 On his age claim, Ezell does not need the assistance of the burden-shifting test for he produced direct evidence of his supervisor's discriminatory intent.   Wright's co-supervisor, Mike Pavlides, told a new hire that their (Pavlides's and Wright's) plan was to get rid of older carriers and replace them with younger, faster carriers.   Wright also frequently made disparaging remarks about older workers, referred often to Ezell's gray hair and beard, commented on his slowness and suggested that because of his speed, he should consider another line of work.   Pavlides's statement that he and Wright had a plan to get rid of older workers and replace them with younger, faster workers is direct evidence of discriminatory intent and is sufficient evidence to allow Ezell to take his case to trial.   Direct evidence is evidence which can be interpreted as an acknowledgment of the defendant's discriminatory intent.  Wichmann v. Board of Trustees of Southern Illinois University, 180 F.3d 791, 801 (7th Cir.1999), vacated and remanded on other grounds, 528 U.S. 1111, 120 S.Ct. 929, 145 L.Ed.2d 807 (2000);  Kormoczy v. HUD, 53 F.3d 821, 824 (7th Cir.1995).   To constitute direct evidence of discrimination, a statement must relate to the motivation of the decision-maker responsible for the contested decision.  Wichmann, 180 F.3d at 801;  Rothman v. Emory University, 123 F.3d 446, 451 (7th Cir.1997).   Again, Postmaster Dew accepted the recommendation of Wright and Pavlides in deciding to terminate Ezell and therefore the supervisors' discriminatory motive may be imputed to Dew. See Hunt v. City of Markham, Ill., 219 F.3d 649, 652-53 (7th Cir.2000) (when the decision-makers themselves, or those who provide input into the decision, express such discriminatory feelings around the time of, and in reference to, the adverse employment action complained of, then it may be possible to infer that the decision-makers were influenced by those feelings in making their decision).   In Wichmann, we found direct evidence of discriminatory intent in the statement, “Think of it like this.   In a forest you have to cut down the old, big trees so the little trees underneath can grow.”  Wichmann, 180 F.3d at 801.   Ezell has produced evidence that Wright and Pavlides had a plan to eliminate older workers because they believed they were slower than younger workers.   Wright frequently commented on Ezell's gray hair and slow speed.   He may therefore take that claim to a jury.

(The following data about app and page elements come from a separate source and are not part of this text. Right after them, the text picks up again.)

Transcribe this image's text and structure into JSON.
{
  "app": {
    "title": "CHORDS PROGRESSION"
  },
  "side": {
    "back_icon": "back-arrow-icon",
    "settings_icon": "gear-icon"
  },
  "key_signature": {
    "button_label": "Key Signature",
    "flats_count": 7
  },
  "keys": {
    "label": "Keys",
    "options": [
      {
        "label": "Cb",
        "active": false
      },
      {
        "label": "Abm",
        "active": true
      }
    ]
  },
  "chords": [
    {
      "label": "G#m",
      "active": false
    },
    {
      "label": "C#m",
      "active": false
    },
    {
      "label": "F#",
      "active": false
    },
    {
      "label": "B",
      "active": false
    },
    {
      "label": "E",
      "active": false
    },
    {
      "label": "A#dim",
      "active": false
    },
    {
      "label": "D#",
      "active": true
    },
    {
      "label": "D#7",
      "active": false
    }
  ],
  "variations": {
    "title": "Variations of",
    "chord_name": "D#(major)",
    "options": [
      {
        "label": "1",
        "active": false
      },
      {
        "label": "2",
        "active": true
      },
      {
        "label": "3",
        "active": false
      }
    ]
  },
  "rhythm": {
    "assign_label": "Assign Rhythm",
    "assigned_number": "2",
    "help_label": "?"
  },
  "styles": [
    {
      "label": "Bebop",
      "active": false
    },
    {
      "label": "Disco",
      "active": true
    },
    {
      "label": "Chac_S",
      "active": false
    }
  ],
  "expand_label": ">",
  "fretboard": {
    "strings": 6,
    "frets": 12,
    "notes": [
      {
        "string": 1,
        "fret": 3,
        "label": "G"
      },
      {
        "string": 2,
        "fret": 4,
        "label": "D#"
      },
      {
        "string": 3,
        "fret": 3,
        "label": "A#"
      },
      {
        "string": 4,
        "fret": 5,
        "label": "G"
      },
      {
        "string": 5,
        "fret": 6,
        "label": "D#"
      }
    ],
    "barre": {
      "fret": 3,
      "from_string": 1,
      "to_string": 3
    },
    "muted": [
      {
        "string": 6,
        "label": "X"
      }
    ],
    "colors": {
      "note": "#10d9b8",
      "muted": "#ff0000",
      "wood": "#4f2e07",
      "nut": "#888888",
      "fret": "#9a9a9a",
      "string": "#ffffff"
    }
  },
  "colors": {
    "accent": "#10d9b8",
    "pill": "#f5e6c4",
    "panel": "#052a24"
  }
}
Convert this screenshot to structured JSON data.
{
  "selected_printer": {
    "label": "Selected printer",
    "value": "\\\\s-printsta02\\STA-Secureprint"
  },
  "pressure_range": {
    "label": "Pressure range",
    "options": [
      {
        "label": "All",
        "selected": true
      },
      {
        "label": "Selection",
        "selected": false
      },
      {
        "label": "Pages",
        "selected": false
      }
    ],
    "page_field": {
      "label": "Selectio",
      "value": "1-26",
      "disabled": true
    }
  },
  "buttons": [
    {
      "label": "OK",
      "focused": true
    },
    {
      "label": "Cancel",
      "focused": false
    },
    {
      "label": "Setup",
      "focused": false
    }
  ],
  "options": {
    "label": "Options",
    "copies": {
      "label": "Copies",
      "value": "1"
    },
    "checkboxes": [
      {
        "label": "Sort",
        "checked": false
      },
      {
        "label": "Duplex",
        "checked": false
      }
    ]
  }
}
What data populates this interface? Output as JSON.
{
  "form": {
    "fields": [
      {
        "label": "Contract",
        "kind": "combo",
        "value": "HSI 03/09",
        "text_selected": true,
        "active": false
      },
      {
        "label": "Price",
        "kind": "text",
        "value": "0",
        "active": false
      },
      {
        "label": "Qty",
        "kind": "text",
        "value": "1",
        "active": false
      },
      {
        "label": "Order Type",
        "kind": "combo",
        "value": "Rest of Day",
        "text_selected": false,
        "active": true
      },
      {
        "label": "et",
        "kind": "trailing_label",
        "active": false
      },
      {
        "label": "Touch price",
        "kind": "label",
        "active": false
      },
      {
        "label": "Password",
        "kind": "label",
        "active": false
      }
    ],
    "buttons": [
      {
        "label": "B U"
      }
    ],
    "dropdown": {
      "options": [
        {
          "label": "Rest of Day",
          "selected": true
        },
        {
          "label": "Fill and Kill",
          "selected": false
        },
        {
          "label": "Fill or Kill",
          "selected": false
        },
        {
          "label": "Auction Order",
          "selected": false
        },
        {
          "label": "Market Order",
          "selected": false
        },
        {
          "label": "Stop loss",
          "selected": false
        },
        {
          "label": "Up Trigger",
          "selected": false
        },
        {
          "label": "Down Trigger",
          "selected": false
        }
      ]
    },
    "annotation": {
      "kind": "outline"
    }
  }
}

III.

Ezell has not presented sufficient evidence to sustain a hostile environment claim and we therefore affirm judgment in favor of the defendant on that claim.   But for the reasons we have stated above, Ezell's race, sex and age claims are sufficiently supported to survive summary judgment and we therefore vacate that part of the judgment and remand for further proceedings.   Ezell's damages may be modest but he may take these claims to trial.

Affirmed in Part;  Vacated and Remanded in Part.

FOOTNOTES

1.   Ezell did not appeal the district court's grant of summary judgment in favor of the defendants on his retaliation claim, and we will therefore not address it further.

ILANA DIAMOND ROVNER, Circuit Judge.